Zack “Frequently Asked Questions” Kassian had a solid game, finishing with 3 hits and 2 shots. He even got some time on the powerplay, though, to be fair, literally everyone except Roberto Luongo got some powerplay time in this game. During one of those powerplays, Kassian finished off some legitimate Wizardous Sedinerie for the Canucks’ fourth goal of the game. Henrik’s blind, backhand pass through his own legs was nice enough, but Daniel’s heel-to-toe pass around Toni Lydman might have been even better. It wasn’t just a tap-in for Kassian, however, as from a tough angle he tucked the puck right under the bar like it was a trusty shotgun.
Mason Raymond scored his second goal of the game late in the third period. More importantly, it was Jordan Schroeder’s first NHL point. Like in overtime against the Oilers, the two speedsters were put together 4-on-4 and it paid off. After Teemu Selanne hit the post at one end, Schroeder sped up the wing and sent a pretty cross-ice saucer pass to Raymond, who fired the puck under Hiller’s left arm, which John Garret called the 14-hole. Is that a thing? I’m pretty sure you’re thinking of golf, John.
Schroeder once again had a solid game and drastically improved on his poor faceoff numbers against the Oilers. He finished 11-for-19, taking the second most faceoffs behind Henrik Sedin. Vigneault showed the trust he had in the rookie, sending him out for 8 defensive zone faceoffs, highest on the team, and Schroeder managed to win 5 of them. This, more than the assist, is what will help Schroeder stick with the Canucks all season.
Andrew Ebbett had a solid night in the faceoff circle as well, which is appropriate, as he was drawing in for the newly-babied Malhotra. He went 6-for-9, including 3-for-5 in the defensive zone. Oddly enough, he had the most trouble against Teemu Selanne, who he used to skate on a line with back when he was with the Anaheim Ducks. I suspect it’s because he had an existential crisis every time he saw Selanne. Wait, he was on the verge of retirement when I was a rookie. Why does he look 20 years old and I look 50?
Once the game was out of reach, Vigneault sent out a rag-tag bunch of misfits on the powerplay. The only regular was Raymond, who was aiming for a hattrick. With him came Volpatti and Maxim Lapierre, with Chris Tanev and Keith Ballard on the points. Hilariously, the closest they got to scoring was off a Chris Tanev one-timer, a phrase that has never before been typed in the history of man.

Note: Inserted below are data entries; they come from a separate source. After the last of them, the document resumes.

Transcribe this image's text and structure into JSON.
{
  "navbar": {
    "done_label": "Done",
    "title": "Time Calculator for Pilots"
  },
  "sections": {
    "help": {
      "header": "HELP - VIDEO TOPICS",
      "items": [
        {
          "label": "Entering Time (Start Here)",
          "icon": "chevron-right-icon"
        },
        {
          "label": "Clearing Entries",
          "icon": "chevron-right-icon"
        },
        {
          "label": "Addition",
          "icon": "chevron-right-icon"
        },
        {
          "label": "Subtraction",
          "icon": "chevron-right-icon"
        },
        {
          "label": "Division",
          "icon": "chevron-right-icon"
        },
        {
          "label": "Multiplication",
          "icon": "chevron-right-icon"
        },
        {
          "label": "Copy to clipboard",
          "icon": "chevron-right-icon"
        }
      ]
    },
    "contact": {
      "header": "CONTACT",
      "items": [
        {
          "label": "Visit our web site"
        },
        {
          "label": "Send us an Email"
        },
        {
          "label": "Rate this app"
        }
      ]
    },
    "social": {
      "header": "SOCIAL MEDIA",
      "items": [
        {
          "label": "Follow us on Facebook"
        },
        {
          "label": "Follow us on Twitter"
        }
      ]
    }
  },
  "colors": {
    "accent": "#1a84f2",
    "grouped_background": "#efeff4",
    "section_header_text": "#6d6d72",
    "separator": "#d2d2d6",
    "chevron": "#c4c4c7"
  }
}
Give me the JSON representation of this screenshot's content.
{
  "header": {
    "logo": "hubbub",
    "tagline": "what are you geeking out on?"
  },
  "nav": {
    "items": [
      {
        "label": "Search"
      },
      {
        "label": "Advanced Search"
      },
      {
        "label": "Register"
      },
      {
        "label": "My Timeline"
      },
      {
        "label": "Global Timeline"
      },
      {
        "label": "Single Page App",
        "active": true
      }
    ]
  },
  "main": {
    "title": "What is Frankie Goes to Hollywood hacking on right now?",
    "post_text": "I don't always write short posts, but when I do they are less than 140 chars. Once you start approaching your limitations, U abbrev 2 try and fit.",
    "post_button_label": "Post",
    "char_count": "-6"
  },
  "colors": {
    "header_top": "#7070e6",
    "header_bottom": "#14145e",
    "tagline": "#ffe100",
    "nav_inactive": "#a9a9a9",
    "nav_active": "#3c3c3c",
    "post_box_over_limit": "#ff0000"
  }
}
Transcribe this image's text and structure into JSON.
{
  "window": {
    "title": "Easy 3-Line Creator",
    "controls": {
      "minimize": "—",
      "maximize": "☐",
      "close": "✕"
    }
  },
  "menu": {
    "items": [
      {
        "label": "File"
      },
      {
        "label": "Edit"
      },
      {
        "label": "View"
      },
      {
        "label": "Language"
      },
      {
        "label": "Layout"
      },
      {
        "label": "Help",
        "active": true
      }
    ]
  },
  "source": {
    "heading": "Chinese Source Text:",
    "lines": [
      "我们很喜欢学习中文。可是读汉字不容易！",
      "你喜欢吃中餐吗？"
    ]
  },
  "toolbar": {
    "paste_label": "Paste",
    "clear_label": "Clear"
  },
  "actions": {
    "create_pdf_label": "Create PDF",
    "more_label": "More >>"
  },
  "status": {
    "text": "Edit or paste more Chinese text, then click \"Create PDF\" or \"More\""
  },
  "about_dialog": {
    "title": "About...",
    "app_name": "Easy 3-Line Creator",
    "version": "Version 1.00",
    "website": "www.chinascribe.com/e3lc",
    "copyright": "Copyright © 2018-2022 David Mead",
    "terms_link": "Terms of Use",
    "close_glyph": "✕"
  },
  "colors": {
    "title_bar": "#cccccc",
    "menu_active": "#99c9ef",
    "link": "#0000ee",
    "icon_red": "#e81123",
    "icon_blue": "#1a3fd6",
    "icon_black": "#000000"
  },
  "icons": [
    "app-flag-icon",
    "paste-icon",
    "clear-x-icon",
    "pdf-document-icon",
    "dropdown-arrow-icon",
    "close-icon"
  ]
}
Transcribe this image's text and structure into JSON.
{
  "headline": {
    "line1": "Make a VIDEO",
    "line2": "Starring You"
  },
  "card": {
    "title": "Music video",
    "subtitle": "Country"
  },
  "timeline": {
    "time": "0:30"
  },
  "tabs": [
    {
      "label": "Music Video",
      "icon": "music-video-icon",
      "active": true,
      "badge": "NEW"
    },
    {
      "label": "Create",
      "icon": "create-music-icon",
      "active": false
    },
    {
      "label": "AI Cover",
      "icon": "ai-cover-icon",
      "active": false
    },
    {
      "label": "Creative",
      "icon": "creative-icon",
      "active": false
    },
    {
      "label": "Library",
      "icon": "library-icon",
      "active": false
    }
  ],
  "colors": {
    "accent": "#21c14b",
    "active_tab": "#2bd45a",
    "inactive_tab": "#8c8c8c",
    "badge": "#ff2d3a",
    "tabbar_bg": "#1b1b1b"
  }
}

After a win over the Detroit Red Wings, the Canucks are sitting in second in the Pacific and boast the division's best goal differential. That said, a big part of that goal differential comes from the Canucks' league-leading 10 empty net goals. […]